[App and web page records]
::::

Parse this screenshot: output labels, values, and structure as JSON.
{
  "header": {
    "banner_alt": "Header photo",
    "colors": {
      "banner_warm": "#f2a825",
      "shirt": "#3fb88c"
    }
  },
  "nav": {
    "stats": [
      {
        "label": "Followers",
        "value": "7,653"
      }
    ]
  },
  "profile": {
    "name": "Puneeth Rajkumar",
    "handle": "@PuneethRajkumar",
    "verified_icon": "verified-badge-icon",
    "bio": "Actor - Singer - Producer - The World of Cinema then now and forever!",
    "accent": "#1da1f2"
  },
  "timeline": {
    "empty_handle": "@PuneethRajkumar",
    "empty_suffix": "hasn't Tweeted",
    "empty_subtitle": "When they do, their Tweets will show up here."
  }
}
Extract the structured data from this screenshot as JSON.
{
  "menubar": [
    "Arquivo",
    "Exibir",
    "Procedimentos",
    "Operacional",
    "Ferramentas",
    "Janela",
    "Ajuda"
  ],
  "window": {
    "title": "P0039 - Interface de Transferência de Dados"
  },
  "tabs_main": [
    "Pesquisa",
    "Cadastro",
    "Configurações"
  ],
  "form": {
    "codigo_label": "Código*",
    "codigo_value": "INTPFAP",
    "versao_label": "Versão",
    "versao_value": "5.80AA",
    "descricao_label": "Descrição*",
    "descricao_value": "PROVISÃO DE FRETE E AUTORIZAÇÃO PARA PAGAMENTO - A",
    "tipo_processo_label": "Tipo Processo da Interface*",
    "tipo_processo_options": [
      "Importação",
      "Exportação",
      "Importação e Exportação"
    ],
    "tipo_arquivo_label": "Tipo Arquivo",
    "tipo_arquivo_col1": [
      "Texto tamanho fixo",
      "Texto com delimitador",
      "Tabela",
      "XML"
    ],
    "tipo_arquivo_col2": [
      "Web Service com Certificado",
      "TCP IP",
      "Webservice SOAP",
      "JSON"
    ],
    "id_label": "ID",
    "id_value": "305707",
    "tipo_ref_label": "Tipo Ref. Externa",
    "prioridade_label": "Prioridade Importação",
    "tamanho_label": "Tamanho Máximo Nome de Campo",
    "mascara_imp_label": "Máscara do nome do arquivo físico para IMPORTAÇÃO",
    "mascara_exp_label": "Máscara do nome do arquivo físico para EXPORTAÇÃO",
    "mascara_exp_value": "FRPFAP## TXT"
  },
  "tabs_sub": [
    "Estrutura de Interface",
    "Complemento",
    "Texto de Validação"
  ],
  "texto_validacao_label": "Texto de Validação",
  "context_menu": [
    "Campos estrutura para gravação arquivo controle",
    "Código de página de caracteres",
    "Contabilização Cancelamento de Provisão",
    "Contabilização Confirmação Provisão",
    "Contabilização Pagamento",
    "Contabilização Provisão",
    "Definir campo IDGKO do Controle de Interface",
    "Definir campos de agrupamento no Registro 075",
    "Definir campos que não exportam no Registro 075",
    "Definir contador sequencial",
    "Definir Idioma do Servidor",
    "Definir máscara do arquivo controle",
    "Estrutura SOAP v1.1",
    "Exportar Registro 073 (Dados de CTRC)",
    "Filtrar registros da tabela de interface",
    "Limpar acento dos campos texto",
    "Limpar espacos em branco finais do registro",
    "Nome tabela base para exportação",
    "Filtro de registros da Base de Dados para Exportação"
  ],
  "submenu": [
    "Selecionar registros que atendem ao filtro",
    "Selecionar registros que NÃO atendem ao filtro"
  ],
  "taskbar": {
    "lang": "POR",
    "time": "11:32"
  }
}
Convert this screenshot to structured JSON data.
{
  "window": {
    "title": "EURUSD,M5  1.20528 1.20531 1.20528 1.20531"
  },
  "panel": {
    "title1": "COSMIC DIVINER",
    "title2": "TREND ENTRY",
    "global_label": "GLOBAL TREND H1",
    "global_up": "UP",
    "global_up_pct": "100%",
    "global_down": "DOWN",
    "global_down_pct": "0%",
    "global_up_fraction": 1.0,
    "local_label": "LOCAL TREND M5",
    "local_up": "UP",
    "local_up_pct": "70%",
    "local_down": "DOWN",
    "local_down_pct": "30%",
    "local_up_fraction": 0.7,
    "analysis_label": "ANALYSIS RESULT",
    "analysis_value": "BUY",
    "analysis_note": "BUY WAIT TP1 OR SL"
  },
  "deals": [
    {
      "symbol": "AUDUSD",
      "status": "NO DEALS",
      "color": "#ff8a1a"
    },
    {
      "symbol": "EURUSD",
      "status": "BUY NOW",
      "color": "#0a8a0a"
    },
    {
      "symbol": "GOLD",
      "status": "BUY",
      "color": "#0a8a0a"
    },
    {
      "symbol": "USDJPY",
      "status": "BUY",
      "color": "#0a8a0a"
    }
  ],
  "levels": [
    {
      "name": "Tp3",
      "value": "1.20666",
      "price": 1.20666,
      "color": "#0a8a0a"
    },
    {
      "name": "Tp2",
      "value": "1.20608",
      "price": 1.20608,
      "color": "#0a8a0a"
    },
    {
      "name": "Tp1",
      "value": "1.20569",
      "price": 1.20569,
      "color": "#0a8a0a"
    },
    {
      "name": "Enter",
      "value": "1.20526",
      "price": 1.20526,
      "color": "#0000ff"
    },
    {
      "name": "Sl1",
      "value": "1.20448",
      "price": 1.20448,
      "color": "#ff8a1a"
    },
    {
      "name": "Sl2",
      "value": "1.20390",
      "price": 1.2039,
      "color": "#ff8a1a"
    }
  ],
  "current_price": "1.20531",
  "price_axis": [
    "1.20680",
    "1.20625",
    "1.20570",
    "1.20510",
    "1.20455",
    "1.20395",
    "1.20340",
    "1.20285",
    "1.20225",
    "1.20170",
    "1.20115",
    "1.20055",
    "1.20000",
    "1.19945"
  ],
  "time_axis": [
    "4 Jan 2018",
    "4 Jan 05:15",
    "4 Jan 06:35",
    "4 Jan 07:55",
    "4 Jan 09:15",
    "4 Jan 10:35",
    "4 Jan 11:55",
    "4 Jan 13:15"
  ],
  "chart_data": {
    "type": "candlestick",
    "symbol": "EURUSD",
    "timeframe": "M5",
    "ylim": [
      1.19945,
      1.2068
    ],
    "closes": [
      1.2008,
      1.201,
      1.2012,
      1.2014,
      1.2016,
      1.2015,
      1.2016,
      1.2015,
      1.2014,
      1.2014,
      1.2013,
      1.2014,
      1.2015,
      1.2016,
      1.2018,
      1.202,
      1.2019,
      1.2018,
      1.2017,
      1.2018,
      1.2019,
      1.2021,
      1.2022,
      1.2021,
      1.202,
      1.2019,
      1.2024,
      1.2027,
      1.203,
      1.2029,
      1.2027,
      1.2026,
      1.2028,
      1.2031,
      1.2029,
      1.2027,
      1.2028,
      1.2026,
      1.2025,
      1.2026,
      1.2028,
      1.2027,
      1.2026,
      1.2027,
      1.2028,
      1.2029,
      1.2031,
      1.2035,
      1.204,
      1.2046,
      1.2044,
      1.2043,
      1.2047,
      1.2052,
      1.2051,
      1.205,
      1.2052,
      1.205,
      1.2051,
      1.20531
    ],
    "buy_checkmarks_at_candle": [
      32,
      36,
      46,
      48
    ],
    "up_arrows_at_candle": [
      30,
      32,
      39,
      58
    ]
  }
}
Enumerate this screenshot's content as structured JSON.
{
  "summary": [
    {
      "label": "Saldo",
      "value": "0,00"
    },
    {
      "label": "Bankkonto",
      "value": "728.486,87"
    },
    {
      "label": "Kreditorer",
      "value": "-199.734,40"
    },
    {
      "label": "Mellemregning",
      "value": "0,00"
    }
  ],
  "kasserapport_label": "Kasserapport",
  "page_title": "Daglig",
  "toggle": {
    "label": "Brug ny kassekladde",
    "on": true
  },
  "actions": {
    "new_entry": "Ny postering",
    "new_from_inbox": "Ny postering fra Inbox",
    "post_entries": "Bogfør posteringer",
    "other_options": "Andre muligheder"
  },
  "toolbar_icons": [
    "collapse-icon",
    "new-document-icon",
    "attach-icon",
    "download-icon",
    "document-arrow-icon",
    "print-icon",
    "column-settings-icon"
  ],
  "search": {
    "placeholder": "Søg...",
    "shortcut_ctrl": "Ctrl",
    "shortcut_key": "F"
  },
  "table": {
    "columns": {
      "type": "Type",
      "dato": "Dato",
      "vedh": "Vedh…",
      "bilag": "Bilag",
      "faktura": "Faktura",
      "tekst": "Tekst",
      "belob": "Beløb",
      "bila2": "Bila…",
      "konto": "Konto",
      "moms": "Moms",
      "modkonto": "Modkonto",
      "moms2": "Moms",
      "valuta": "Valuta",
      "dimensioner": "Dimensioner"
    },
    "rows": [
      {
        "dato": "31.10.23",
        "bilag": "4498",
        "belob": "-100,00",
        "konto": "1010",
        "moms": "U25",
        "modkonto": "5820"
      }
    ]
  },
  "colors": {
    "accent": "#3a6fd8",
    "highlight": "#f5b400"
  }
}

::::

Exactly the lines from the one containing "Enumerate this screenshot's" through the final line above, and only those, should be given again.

Enumerate this screenshot's content as structured JSON.
{
  "summary": [
    {
      "label": "Saldo",
      "value": "0,00"
    },
    {
      "label": "Bankkonto",
      "value": "728.486,87"
    },
    {
      "label": "Kreditorer",
      "value": "-199.734,40"
    },
    {
      "label": "Mellemregning",
      "value": "0,00"
    }
  ],
  "kasserapport_label": "Kasserapport",
  "page_title": "Daglig",
  "toggle": {
    "label": "Brug ny kassekladde",
    "on": true
  },
  "actions": {
    "new_entry": "Ny postering",
    "new_from_inbox": "Ny postering fra Inbox",
    "post_entries": "Bogfør posteringer",
    "other_options": "Andre muligheder"
  },
  "toolbar_icons": [
    "collapse-icon",
    "new-document-icon",
    "attach-icon",
    "download-icon",
    "document-arrow-icon",
    "print-icon",
    "column-settings-icon"
  ],
  "search": {
    "placeholder": "Søg...",
    "shortcut_ctrl": "Ctrl",
    "shortcut_key": "F"
  },
  "table": {
    "columns": {
      "type": "Type",
      "dato": "Dato",
      "vedh": "Vedh…",
      "bilag": "Bilag",
      "faktura": "Faktura",
      "tekst": "Tekst",
      "belob": "Beløb",
      "bila2": "Bila…",
      "konto": "Konto",
      "moms": "Moms",
      "modkonto": "Modkonto",
      "moms2": "Moms",
      "valuta": "Valuta",
      "dimensioner": "Dimensioner"
    },
    "rows": [
      {
        "dato": "31.10.23",
        "bilag": "4498",
        "belob": "-100,00",
        "konto": "1010",
        "moms": "U25",
        "modkonto": "5820"
      }
    ]
  },
  "colors": {
    "accent": "#3a6fd8",
    "highlight": "#f5b400"
  }
}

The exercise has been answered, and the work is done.